Under section 20(1)(b) and (c) of the Social Security Act 1975 a person is disqualified for receiving unemployment benefit if, without good cause, he either refuses or neglects to avail himself of suitable employment. The number of disqualifications for these reasons since 1979 is shown in the table.Although supplementary benefit may be withheld if a claimant refuses suitable employment and if the situation is still vacant or open to application, such cases are rare, and no statistics are available about the number of cases in which this happens. However, a voluntary unemployment deduction is applied to a supplementary allowance when a person has been disqualified, or would be disqualified, for receiving unemployment benefit under section 20(1) of the Social Security Act. This may be for other reasons than refusal of employment—for example, because of leaving work voluntarily without just cause—but the available statistics do not permit the precise reason for deductions to be identified. The table therefore shows all cases with such deductions.

United KingdomRefusal of unemployment benefit*Reduction of supplementary benefit†
19841,965Not available
* The figures for refusal of unemployment benefit are for Great Britain 1979–1980 and for the United Kingdom 1981–1983; the information for Northern Ireland is not available for 1979 and 1980 and is not yet available for 1984.

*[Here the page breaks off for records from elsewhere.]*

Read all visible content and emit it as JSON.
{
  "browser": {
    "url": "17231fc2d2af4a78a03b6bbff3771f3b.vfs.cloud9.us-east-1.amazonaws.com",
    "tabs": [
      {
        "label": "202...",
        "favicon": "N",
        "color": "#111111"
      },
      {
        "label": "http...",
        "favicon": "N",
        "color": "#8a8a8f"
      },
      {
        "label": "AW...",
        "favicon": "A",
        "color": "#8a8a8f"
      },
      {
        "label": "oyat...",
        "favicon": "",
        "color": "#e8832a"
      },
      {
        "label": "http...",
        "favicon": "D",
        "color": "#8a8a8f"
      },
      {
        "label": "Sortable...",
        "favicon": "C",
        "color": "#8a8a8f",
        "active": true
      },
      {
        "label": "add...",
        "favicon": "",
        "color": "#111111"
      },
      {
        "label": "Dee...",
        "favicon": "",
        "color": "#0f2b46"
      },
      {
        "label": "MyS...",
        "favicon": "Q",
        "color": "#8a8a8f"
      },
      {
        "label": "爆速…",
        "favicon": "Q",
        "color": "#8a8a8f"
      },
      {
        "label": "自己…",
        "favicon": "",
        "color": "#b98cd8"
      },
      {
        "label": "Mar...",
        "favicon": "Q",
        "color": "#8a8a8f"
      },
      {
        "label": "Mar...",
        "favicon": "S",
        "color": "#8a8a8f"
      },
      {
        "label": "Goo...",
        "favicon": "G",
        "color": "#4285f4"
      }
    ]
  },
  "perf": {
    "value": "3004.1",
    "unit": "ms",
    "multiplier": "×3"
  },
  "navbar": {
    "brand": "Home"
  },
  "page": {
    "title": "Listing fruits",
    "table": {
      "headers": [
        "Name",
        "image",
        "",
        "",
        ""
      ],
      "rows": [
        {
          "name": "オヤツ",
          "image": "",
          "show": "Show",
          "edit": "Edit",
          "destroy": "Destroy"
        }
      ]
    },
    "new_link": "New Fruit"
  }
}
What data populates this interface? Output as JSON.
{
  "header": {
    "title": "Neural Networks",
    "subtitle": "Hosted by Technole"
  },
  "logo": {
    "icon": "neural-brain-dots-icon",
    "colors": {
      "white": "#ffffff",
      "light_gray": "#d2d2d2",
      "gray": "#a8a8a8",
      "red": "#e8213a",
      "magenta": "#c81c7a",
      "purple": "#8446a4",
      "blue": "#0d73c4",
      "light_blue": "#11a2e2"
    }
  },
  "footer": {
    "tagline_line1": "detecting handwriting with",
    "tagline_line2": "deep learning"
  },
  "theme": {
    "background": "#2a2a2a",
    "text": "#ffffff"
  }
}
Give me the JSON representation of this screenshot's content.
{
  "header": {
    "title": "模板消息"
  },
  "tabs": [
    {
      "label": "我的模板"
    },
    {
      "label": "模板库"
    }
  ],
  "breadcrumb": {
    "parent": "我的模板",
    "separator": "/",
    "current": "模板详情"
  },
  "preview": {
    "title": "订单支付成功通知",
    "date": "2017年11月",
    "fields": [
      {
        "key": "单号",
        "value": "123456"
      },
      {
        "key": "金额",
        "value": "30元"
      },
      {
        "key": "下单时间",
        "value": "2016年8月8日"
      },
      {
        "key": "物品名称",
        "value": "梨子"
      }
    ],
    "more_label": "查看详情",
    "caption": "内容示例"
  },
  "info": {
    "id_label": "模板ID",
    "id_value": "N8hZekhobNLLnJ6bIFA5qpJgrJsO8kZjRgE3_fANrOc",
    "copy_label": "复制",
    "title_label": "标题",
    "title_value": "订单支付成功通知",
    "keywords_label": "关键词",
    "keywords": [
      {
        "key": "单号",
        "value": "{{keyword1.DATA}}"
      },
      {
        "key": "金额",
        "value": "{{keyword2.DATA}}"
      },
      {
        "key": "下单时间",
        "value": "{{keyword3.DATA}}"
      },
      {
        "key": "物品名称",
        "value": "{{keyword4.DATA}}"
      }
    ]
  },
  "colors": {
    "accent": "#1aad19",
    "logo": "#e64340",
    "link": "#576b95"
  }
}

† The supplementary benefit figures have been estimated from information in the annual special inquiry, on the assumption that deductions apply for, on average, four weeks.